Your answer must be an exact copy of all the entries.

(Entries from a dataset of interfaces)
----

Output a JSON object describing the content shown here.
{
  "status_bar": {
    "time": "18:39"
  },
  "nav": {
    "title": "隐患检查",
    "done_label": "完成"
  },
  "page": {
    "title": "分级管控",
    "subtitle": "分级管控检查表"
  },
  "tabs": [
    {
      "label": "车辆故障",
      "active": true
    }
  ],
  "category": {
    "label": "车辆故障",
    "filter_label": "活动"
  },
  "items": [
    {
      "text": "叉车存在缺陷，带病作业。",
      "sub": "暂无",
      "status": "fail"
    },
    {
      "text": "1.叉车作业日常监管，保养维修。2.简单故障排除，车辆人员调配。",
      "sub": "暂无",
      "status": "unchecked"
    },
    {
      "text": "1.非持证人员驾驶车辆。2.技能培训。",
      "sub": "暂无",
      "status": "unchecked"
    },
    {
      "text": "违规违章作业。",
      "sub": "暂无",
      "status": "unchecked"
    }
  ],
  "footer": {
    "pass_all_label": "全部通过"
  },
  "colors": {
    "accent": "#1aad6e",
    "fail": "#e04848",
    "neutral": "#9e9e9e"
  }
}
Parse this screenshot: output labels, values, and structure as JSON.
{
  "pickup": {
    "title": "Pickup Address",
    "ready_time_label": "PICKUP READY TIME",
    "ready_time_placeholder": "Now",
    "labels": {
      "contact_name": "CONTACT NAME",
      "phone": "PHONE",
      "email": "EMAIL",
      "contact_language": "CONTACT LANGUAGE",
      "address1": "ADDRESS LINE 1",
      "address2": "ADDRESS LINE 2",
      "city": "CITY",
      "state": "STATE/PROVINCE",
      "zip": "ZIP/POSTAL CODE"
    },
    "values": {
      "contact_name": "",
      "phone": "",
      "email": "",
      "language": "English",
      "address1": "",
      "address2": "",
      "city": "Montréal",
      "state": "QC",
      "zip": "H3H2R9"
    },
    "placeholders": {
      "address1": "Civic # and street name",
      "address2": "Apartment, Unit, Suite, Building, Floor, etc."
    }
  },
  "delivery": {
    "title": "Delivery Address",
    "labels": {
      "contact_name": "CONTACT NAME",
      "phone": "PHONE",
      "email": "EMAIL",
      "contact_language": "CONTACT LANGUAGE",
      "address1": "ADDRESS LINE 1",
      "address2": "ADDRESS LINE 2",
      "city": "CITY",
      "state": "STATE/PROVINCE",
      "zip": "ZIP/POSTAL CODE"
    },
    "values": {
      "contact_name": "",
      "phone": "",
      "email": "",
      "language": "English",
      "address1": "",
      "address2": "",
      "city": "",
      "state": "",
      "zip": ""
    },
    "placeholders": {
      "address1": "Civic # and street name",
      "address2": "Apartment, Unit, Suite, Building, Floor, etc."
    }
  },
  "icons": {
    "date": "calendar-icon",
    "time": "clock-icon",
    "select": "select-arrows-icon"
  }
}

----

> _Task response_
Output a JSON object describing the content shown here.
{
  "status_bar": {
    "time": "18:39"
  },
  "nav": {
    "title": "隐患检查",
    "done_label": "完成"
  },
  "page": {
    "title": "分级管控",
    "subtitle": "分级管控检查表"
  },
  "tabs": [
    {
      "label": "车辆故障",
      "active": true
    }
  ],
  "category": {
    "label": "车辆故障",
    "filter_label": "活动"
  },
  "items": [
    {
      "text": "叉车存在缺陷，带病作业。",
      "sub": "暂无",
      "status": "fail"
    },
    {
      "text": "1.叉车作业日常监管，保养维修。2.简单故障排除，车辆人员调配。",
      "sub": "暂无",
      "status": "unchecked"
    },
    {
      "text": "1.非持证人员驾驶车辆。2.技能培训。",
      "sub": "暂无",
      "status": "unchecked"
    },
    {
      "text": "违规违章作业。",
      "sub": "暂无",
      "status": "unchecked"
    }
  ],
  "footer": {
    "pass_all_label": "全部通过"
  },
  "colors": {
    "accent": "#1aad6e",
    "fail": "#e04848",
    "neutral": "#9e9e9e"
  }
}
Parse this screenshot: output labels, values, and structure as JSON.
{
  "pickup": {
    "title": "Pickup Address",
    "ready_time_label": "PICKUP READY TIME",
    "ready_time_placeholder": "Now",
    "labels": {
      "contact_name": "CONTACT NAME",
      "phone": "PHONE",
      "email": "EMAIL",
      "contact_language": "CONTACT LANGUAGE",
      "address1": "ADDRESS LINE 1",
      "address2": "ADDRESS LINE 2",
      "city": "CITY",
      "state": "STATE/PROVINCE",
      "zip": "ZIP/POSTAL CODE"
    },
    "values": {
      "contact_name": "",
      "phone": "",
      "email": "",
      "language": "English",
      "address1": "",
      "address2": "",
      "city": "Montréal",
      "state": "QC",
      "zip": "H3H2R9"
    },
    "placeholders": {
      "address1": "Civic # and street name",
      "address2": "Apartment, Unit, Suite, Building, Floor, etc."
    }
  },
  "delivery": {
    "title": "Delivery Address",
    "labels": {
      "contact_name": "CONTACT NAME",
      "phone": "PHONE",
      "email": "EMAIL",
      "contact_language": "CONTACT LANGUAGE",
      "address1": "ADDRESS LINE 1",
      "address2": "ADDRESS LINE 2",
      "city": "CITY",
      "state": "STATE/PROVINCE",
      "zip": "ZIP/POSTAL CODE"
    },
    "values": {
      "contact_name": "",
      "phone": "",
      "email": "",
      "language": "English",
      "address1": "",
      "address2": "",
      "city": "",
      "state": "",
      "zip": ""
    },
    "placeholders": {
      "address1": "Civic # and street name",
      "address2": "Apartment, Unit, Suite, Building, Floor, etc."
    }
  },
  "icons": {
    "date": "calendar-icon",
    "time": "clock-icon",
    "select": "select-arrows-icon"
  }
}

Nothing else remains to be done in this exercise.